Department of English News
The Knoxville News Sentinel reported on news that English professor Joy Harjo was recently recognized for her work. Harjo has been awarded the Ruth Lilly Poetry Prize, a $100,000 prize that annually recognizes the work of a living American poet for outstanding lifetime accomplishments.
Urmila Seshagiri, associate professor of English, will spend her summer putting the pieces of Virginia Woolf’s life together thanks to a National Endowment for the Humanities Summer Stipend.
Joy Harjo, an internationally recognized poet, musician, author, and playwright who serves on UT’s English faculty, has won one of the nation’s largest literary prizes in poetry.
As a poet and military veteran, MFA candidate Jeb Herrin has found success—and solace—drawing on his five years as a medic with the third infantry division during Operations Iraqi Freedom and New Dawn. Herrin, who will participate in the graduate hooding ceremony on Thursday, has won awards for his poetry and had his work published several journals and an anthology. His thesis is a compilation of war poems.
The Knoxville News Sentinel recounts how UT doctoral student David Gatewood recently won big on Jeopardy. Gatewood, a graduate teaching associate in the Department of English, faced the returning champion and got off to a slow start. However, he managed to pull ahead after he answered the last question correctly and advanced on the show.
WBIR-TV Channel 10 highlighted UT’s AustenFest, a three-day celebration of the work of 18th-century author Jane Austen. The event runs through Friday.
Michael Knight, professor in the Department of English, received highly positive reviews for his book Eveningland in the New York Times.
Students looking for a greater challenge in their English courses can now enroll in an advanced writing-intensive course being offered by the Department of English.
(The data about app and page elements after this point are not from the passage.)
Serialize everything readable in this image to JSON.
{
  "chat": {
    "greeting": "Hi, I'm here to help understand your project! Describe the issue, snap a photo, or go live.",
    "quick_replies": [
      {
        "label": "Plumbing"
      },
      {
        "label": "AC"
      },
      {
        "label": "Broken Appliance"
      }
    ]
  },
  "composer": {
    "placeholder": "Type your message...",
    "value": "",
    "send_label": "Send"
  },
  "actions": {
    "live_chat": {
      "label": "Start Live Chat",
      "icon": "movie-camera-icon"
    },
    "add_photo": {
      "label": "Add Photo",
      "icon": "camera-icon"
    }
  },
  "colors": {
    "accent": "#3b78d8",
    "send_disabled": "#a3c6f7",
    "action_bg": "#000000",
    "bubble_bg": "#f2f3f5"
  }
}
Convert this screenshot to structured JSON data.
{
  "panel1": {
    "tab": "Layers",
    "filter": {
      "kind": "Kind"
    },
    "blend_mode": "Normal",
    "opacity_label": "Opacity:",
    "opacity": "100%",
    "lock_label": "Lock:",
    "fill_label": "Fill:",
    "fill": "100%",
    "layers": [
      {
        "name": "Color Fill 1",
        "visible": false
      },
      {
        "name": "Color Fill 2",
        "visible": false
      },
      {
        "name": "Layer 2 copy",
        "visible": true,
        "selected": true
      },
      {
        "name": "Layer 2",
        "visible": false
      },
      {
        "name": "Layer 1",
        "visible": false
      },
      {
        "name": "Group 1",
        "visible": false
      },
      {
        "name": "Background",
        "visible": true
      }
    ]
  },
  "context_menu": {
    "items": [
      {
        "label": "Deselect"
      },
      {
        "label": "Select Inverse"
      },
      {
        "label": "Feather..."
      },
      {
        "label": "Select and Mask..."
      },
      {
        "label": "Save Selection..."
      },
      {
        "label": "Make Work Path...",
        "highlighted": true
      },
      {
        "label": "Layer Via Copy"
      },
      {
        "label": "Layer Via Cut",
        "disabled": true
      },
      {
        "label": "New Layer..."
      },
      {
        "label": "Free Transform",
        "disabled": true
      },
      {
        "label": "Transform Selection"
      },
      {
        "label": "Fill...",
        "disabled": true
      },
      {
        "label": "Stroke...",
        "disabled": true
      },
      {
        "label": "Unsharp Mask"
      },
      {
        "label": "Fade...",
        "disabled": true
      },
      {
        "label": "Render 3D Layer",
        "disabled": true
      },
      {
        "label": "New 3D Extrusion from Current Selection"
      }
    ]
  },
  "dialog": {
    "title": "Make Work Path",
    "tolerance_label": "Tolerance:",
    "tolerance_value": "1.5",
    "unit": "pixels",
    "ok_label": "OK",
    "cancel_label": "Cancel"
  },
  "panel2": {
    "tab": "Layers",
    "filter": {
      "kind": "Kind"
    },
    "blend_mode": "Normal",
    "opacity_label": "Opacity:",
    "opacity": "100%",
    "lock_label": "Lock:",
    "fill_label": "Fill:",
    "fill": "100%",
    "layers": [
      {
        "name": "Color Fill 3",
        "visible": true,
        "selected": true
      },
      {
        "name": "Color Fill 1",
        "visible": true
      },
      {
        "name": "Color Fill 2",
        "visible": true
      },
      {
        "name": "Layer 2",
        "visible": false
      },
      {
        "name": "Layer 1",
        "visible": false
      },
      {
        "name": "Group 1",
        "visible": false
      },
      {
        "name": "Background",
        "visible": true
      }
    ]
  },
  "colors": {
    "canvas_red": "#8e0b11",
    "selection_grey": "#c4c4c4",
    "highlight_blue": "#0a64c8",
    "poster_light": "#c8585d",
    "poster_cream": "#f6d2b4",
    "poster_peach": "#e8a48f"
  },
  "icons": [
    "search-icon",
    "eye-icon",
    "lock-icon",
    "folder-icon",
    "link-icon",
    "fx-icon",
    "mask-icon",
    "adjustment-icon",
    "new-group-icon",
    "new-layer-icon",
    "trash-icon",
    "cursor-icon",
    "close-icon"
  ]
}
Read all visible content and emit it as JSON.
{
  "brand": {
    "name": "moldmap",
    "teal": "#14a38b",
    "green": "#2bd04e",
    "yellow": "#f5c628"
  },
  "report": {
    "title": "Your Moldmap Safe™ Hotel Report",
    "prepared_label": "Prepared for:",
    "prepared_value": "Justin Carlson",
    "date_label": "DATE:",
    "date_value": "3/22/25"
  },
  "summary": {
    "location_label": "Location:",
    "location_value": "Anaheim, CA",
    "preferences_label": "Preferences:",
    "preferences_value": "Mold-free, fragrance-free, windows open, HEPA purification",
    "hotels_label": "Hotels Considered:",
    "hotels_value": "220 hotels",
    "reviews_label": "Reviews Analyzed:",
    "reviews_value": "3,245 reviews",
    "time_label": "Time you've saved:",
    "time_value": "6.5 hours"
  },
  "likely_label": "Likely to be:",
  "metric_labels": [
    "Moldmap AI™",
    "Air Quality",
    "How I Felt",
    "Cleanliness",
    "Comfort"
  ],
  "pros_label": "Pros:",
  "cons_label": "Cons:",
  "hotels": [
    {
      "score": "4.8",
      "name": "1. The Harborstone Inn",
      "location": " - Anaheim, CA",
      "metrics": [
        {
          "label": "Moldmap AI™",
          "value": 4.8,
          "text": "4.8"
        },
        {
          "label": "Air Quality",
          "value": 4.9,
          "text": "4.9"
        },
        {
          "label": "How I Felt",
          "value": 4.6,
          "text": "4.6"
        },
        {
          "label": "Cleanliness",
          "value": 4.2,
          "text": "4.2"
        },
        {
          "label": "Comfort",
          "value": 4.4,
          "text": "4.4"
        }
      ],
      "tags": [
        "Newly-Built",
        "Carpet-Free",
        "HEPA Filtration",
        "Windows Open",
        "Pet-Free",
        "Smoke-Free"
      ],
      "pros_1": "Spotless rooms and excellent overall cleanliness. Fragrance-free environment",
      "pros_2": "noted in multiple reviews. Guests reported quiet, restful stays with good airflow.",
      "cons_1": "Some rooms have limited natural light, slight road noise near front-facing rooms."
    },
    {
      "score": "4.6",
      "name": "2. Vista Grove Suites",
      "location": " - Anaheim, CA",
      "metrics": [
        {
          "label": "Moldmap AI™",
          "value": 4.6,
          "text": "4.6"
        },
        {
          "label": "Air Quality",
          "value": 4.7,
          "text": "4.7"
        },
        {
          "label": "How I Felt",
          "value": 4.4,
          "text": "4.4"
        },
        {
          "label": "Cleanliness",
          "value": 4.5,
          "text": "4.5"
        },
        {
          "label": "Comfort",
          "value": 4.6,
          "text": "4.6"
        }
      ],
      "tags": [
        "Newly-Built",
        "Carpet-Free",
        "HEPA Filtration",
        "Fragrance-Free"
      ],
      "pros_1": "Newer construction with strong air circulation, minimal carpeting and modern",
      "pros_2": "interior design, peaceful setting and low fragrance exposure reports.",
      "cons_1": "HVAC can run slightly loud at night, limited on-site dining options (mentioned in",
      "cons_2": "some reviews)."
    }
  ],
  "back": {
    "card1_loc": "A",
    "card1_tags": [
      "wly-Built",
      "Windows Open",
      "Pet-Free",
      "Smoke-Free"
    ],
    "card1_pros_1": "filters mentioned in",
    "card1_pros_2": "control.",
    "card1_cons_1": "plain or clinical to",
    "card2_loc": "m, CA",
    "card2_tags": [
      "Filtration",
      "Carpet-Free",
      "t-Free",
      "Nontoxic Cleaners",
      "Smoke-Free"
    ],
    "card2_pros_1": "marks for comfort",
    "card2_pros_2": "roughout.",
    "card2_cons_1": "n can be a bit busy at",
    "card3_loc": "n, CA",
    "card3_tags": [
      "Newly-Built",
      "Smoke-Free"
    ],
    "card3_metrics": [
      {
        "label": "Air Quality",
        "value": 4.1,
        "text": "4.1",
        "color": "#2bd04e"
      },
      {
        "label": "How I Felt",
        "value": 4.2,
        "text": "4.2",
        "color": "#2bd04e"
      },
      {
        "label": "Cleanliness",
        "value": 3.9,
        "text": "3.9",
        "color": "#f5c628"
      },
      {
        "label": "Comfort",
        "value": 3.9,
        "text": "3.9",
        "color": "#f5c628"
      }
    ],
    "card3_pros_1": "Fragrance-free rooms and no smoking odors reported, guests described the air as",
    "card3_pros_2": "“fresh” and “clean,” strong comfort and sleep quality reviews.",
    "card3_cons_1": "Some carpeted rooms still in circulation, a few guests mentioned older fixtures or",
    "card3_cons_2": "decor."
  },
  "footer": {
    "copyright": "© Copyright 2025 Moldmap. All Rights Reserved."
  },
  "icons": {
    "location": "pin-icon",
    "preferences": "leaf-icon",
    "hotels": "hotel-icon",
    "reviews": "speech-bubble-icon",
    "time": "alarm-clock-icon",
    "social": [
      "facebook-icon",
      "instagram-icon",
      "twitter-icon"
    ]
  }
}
English 290, an optional course for students who earned an AP score of 4 or 5 and thus received credit for English 101, offers a head-start in the skills students will be using in their more advanced courses.
UT Professor Misty Anderson recently spoke to WUOT’s Victor Agreda for Morning Edition.